What to work on:
Print out the records that follow, exactly and completely.

Records excerpted from a collection:

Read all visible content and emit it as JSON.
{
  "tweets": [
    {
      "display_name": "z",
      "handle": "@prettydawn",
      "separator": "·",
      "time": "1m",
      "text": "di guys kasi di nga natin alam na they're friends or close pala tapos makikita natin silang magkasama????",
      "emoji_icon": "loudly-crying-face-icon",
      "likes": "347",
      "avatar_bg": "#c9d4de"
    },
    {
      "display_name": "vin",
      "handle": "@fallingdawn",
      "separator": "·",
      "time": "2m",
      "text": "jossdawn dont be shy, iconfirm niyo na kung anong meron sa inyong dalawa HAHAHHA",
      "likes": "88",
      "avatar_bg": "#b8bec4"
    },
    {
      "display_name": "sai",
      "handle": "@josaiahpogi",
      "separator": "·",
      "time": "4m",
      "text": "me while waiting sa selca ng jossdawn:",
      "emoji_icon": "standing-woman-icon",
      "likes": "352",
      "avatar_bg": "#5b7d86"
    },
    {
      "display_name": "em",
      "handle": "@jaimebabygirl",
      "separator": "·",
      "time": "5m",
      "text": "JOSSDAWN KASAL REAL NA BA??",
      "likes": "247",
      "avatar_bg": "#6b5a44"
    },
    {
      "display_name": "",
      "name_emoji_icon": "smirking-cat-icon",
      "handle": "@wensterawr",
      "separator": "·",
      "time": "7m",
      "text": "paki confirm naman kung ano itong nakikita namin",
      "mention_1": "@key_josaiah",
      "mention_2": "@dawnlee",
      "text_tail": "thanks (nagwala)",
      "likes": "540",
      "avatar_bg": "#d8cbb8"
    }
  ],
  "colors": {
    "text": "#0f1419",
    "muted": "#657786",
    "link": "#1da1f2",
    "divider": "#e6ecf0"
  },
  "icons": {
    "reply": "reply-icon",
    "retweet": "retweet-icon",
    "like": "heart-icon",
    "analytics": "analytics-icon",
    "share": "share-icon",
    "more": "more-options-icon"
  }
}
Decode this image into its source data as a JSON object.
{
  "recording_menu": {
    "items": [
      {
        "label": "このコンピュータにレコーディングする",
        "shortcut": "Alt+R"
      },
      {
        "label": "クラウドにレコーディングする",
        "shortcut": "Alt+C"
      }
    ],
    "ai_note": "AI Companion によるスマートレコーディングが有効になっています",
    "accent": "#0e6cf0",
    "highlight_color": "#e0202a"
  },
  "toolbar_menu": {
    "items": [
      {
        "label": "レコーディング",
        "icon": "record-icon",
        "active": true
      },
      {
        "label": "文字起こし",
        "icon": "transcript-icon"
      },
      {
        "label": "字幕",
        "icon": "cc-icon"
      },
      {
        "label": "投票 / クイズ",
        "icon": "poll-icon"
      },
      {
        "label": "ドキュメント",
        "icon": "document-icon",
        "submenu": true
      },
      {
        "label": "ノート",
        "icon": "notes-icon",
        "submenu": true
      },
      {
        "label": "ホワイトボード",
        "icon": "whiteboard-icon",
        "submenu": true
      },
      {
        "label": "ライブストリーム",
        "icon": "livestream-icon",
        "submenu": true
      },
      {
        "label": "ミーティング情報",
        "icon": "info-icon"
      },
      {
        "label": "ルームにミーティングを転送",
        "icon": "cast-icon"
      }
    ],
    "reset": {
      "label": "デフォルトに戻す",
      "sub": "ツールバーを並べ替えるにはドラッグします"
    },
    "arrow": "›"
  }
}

Reply to the task:
Read all visible content and emit it as JSON.
{
  "tweets": [
    {
      "display_name": "z",
      "handle": "@prettydawn",
      "separator": "·",
      "time": "1m",
      "text": "di guys kasi di nga natin alam na they're friends or close pala tapos makikita natin silang magkasama????",
      "emoji_icon": "loudly-crying-face-icon",
      "likes": "347",
      "avatar_bg": "#c9d4de"
    },
    {
      "display_name": "vin",
      "handle": "@fallingdawn",
      "separator": "·",
      "time": "2m",
      "text": "jossdawn dont be shy, iconfirm niyo na kung anong meron sa inyong dalawa HAHAHHA",
      "likes": "88",
      "avatar_bg": "#b8bec4"
    },
    {
      "display_name": "sai",
      "handle": "@josaiahpogi",
      "separator": "·",
      "time": "4m",
      "text": "me while waiting sa selca ng jossdawn:",
      "emoji_icon": "standing-woman-icon",
      "likes": "352",
      "avatar_bg": "#5b7d86"
    },
    {
      "display_name": "em",
      "handle": "@jaimebabygirl",
      "separator": "·",
      "time": "5m",
      "text": "JOSSDAWN KASAL REAL NA BA??",
      "likes": "247",
      "avatar_bg": "#6b5a44"
    },
    {
      "display_name": "",
      "name_emoji_icon": "smirking-cat-icon",
      "handle": "@wensterawr",
      "separator": "·",
      "time": "7m",
      "text": "paki confirm naman kung ano itong nakikita namin",
      "mention_1": "@key_josaiah",
      "mention_2": "@dawnlee",
      "text_tail": "thanks (nagwala)",
      "likes": "540",
      "avatar_bg": "#d8cbb8"
    }
  ],
  "colors": {
    "text": "#0f1419",
    "muted": "#657786",
    "link": "#1da1f2",
    "divider": "#e6ecf0"
  },
  "icons": {
    "reply": "reply-icon",
    "retweet": "retweet-icon",
    "like": "heart-icon",
    "analytics": "analytics-icon",
    "share": "share-icon",
    "more": "more-options-icon"
  }
}
Decode this image into its source data as a JSON object.
{
  "recording_menu": {
    "items": [
      {
        "label": "このコンピュータにレコーディングする",
        "shortcut": "Alt+R"
      },
      {
        "label": "クラウドにレコーディングする",
        "shortcut": "Alt+C"
      }
    ],
    "ai_note": "AI Companion によるスマートレコーディングが有効になっています",
    "accent": "#0e6cf0",
    "highlight_color": "#e0202a"
  },
  "toolbar_menu": {
    "items": [
      {
        "label": "レコーディング",
        "icon": "record-icon",
        "active": true
      },
      {
        "label": "文字起こし",
        "icon": "transcript-icon"
      },
      {
        "label": "字幕",
        "icon": "cc-icon"
      },
      {
        "label": "投票 / クイズ",
        "icon": "poll-icon"
      },
      {
        "label": "ドキュメント",
        "icon": "document-icon",
        "submenu": true
      },
      {
        "label": "ノート",
        "icon": "notes-icon",
        "submenu": true
      },
      {
        "label": "ホワイトボード",
        "icon": "whiteboard-icon",
        "submenu": true
      },
      {
        "label": "ライブストリーム",
        "icon": "livestream-icon",
        "submenu": true
      },
      {
        "label": "ミーティング情報",
        "icon": "info-icon"
      },
      {
        "label": "ルームにミーティングを転送",
        "icon": "cast-icon"
      }
    ],
    "reset": {
      "label": "デフォルトに戻す",
      "sub": "ツールバーを並べ替えるにはドラッグします"
    },
    "arrow": "›"
  }
}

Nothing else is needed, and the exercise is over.